In recent years, Williams organized the event at a public park and not only the "unique" ones but any kid could attend it. Williams stated that there is no upper age limit and that any "unique" adult who wishes to participate in the celebrations is more than welcome to do so. For this year, Williams decided to throw the party with a Spiderman theme and had cupcakes available for everyone to make them feel welcome. Since the party was organized at a public park, kids could use the playground space to have fun playing with their friends.
"We decided to get together and throw big parties, and celebrate everybody's birthday, not just Jacob's but everybody's birthday," Williams said. She organizes the party year after year in order to offer joy to her grandson and other children like him. It obviously creates core memories for all the children present there. Williams mentioned a small girl who was nonverbal at last year's party. But after attending an event organized by Williams, her mother noted that she wouldn't stop talking about the hearty celebration. Williams makes sure to maintain the value of being inclusive to all children with her large birthday event.

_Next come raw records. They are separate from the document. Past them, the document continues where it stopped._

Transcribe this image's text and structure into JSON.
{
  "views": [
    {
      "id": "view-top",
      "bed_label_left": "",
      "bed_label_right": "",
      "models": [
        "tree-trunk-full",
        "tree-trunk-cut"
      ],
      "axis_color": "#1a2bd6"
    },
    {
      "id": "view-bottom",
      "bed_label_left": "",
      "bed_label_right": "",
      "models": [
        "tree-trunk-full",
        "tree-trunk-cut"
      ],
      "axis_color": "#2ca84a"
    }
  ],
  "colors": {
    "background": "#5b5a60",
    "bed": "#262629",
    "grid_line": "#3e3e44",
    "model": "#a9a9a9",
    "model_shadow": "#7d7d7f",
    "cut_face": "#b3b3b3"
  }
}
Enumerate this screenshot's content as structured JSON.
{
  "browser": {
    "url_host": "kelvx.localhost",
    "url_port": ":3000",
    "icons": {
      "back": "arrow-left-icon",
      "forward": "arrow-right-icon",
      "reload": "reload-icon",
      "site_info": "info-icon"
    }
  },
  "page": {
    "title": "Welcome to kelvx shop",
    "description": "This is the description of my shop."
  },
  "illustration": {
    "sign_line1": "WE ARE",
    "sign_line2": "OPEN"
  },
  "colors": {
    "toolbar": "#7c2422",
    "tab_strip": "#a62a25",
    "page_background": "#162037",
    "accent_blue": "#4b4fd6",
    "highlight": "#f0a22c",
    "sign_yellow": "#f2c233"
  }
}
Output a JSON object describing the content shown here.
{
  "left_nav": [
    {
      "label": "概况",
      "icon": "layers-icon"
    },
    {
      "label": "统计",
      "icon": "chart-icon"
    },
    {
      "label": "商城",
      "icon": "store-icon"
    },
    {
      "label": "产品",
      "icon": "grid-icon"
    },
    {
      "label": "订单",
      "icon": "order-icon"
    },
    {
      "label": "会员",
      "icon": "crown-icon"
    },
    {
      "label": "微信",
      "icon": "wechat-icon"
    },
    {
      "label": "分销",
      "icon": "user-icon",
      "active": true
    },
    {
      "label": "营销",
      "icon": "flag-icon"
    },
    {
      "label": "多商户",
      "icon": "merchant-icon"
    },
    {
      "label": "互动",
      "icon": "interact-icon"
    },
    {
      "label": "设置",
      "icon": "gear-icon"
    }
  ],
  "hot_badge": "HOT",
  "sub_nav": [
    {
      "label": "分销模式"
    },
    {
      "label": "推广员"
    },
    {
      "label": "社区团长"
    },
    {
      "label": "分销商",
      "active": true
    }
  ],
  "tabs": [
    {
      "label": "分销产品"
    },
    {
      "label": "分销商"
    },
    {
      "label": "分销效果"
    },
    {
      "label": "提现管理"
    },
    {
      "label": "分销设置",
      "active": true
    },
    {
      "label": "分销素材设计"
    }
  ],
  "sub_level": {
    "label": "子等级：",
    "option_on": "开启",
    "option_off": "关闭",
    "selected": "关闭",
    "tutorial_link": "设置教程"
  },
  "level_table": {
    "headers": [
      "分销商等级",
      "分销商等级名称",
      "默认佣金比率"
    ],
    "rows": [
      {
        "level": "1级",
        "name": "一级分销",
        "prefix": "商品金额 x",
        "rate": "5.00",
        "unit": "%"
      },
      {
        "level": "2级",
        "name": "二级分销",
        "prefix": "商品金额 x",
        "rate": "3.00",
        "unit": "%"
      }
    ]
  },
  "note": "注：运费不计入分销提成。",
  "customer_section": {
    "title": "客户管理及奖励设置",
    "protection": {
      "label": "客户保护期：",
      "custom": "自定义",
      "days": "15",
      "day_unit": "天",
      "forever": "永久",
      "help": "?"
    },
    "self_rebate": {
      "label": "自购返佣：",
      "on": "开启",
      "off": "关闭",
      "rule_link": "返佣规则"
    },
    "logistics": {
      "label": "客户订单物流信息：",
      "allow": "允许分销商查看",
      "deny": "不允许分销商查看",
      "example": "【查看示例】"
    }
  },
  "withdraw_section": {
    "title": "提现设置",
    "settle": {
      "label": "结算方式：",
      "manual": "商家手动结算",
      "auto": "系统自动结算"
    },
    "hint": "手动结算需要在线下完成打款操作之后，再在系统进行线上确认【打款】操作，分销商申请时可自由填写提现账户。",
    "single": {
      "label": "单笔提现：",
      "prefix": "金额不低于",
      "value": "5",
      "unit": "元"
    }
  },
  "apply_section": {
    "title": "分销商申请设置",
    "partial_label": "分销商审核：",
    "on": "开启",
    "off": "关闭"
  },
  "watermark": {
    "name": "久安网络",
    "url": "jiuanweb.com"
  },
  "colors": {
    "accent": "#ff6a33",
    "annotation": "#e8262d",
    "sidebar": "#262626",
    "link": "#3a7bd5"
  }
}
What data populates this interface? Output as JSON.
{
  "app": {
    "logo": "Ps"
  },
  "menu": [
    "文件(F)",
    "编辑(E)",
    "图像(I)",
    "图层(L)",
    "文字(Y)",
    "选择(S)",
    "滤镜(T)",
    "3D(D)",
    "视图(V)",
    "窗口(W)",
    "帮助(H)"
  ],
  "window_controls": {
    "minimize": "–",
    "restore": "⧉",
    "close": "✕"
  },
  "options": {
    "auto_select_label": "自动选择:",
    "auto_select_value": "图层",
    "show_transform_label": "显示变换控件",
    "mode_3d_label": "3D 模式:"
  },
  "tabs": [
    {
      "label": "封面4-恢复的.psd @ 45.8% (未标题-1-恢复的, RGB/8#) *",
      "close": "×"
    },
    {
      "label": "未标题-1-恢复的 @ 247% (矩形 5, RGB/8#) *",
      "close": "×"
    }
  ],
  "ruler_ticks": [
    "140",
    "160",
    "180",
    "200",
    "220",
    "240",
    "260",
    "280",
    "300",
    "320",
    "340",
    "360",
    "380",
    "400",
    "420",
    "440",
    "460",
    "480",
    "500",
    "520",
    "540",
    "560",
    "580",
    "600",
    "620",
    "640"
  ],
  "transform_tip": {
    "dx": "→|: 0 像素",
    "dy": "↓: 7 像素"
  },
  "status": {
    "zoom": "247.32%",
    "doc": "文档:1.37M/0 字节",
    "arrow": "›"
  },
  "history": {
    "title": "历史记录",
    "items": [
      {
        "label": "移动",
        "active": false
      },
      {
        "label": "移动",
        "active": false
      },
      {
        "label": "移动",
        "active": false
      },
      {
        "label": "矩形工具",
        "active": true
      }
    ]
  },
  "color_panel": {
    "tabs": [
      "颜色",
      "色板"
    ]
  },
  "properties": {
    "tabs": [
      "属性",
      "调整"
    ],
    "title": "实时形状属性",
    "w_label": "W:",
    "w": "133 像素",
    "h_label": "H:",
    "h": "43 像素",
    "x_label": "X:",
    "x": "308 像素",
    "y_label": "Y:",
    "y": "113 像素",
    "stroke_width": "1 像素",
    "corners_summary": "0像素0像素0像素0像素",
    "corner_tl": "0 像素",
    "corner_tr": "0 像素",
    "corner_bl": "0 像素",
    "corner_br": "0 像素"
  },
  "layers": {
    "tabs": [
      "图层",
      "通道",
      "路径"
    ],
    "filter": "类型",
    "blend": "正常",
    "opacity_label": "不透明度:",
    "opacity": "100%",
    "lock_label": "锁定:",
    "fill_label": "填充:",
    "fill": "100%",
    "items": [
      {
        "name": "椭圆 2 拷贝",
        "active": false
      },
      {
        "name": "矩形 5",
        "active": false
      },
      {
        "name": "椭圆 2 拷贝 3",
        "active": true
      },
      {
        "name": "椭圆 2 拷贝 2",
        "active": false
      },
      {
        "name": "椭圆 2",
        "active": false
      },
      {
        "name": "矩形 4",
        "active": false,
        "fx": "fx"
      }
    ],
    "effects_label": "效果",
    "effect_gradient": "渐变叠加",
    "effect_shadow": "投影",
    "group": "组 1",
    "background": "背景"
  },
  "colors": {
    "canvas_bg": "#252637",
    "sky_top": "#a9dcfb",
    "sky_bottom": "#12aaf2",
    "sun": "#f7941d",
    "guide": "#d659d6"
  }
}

“We get so much goodness out of it. It makes us feel good. It makes the parents feel good,” she explained to the outlet. We often hear stories of children spending their birthdays alone, because no one bothered to show up but people like Williams have undoubtedly shown up for her grandson and all other children who are worthy of love, attention, and happiness. Autistic kids are known to experience difficulties in bonding with their peers, experiencing high rejection and low acceptance. Therefore, kind gestures of acceptance go a long way toward making them feel welcome and loved.